Exercise requirements: Each line of the records containing "Movies" is to be copied out and returned.

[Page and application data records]
--
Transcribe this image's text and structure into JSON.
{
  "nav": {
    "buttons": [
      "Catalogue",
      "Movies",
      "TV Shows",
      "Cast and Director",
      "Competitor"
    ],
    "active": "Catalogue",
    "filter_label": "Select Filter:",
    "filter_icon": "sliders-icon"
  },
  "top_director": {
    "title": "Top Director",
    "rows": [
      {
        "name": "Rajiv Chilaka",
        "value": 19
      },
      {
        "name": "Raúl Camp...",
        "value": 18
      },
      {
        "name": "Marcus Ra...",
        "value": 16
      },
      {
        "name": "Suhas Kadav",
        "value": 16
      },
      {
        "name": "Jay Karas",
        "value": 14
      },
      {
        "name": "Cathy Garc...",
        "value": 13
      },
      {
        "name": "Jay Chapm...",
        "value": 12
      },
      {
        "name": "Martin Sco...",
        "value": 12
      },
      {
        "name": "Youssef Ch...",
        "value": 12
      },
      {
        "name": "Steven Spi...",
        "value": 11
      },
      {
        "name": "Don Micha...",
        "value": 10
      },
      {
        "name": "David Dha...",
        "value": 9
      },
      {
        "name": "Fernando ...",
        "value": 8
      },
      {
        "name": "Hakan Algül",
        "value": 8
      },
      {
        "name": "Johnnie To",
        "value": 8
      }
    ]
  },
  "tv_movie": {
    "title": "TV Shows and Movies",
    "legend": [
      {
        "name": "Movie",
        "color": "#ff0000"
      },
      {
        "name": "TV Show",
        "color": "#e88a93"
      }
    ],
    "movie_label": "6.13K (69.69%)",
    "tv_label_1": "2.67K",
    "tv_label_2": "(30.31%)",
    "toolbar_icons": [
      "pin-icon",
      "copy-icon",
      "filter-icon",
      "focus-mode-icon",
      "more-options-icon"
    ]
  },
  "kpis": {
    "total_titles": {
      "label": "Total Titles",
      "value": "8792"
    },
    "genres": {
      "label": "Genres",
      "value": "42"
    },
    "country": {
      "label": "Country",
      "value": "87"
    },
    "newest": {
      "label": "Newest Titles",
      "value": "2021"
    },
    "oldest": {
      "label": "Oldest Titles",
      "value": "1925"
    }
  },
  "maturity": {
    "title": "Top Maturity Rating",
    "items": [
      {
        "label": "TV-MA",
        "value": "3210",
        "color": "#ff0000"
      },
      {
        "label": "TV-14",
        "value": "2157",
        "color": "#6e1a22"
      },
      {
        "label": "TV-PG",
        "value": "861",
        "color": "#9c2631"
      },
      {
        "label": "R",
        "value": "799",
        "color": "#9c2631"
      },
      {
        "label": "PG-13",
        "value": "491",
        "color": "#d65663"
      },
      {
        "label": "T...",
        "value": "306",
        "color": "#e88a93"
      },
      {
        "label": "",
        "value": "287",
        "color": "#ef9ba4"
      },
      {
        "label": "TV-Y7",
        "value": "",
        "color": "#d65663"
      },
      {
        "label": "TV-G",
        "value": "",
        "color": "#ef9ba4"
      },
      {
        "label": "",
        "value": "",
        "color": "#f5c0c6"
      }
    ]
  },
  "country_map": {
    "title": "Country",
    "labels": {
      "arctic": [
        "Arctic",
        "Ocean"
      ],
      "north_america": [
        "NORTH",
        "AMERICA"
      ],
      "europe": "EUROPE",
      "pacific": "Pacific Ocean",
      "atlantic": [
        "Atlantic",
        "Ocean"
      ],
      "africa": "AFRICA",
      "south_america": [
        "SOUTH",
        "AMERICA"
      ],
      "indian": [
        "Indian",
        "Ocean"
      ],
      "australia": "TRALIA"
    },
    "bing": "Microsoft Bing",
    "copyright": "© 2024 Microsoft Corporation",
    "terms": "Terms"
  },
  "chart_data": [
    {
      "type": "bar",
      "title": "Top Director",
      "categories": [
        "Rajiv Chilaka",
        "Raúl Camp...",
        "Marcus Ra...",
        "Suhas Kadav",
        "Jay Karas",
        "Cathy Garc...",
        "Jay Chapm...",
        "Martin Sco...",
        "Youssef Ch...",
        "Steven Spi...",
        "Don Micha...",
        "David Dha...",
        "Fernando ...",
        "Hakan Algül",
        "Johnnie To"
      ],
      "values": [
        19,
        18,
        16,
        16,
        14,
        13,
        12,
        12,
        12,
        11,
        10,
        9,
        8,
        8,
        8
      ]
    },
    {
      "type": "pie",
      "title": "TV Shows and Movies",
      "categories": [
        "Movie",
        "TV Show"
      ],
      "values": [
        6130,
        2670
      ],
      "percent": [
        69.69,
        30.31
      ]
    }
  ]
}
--
Your solution:
      "Movies",
    "title": "TV Shows and Movies",
      "title": "TV Shows and Movies",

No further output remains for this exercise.